Before the sample can be placed inside the instrument, some small droplets of oil need to be soaked for several minutes. After this stage, the sample can be placed inside the specimen. After the sample has been placed inside, the oil-immersion procedure can begin. The sample can be studied with the aid of the instrument for several hours before the sample is removed from the device for analysis.

Oil-immersion microscopy is a highly specialized type of microscope and must be used in an appropriate environment. In this type of microscopy, it is not advisable to use a sample slide covered in a glass cover for protection, since the glass cover blocks the fluorescent microscope light from entering the sample. This prevents the fluorescent signal from bouncing off the sample and hence reduces the intensity of the image. The sample should be placed on a microscope slide that has been previously coated with a gel or protein solution so that the sample will retain the fluorescent signal.

A specially designed microplate can also prevent the sample from scattering. However, this is not necessary if the slide is used in a normal microscope. Once the sample is inside the microscope, the oil droplets condense on the slide surface as the sample moves through the tube. This is called slowing of the sample. Oil droplets can be easily detected using a scanning electron microscope or a laser/ultraviolet lamp.

The microtube structure absorbs the oil droplets and allows them to be viewed easily with a highly sensitive carbon filter wheel. If the structure is non-aligned, the sample will display muddiness whereas an aligned structure produces a sharp image.

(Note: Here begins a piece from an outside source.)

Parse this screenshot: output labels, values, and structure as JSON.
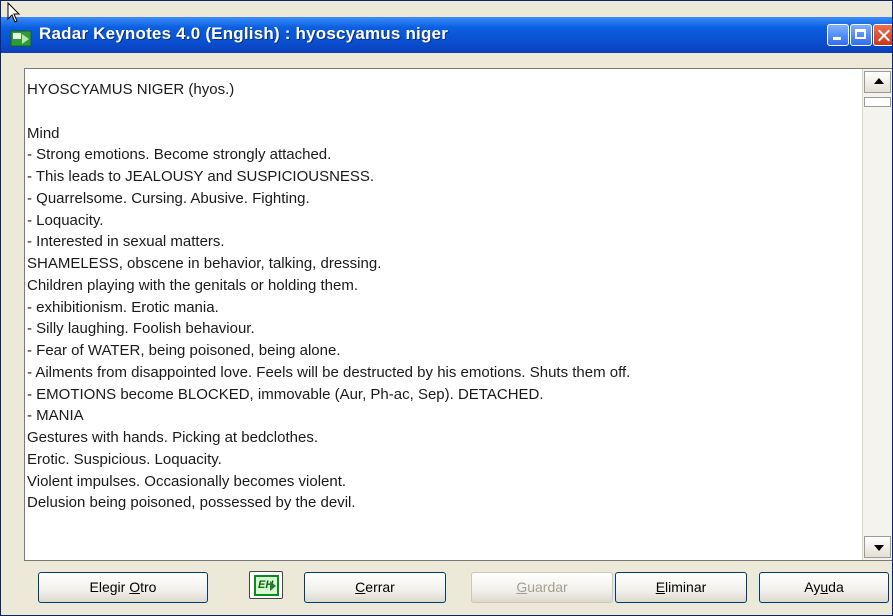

Once the image is registered on the carbon plate, the sample is placed in a glass cylinder filled with water. Oil drops evaporate and the whole procedure is then repeated until the desired image is obtained.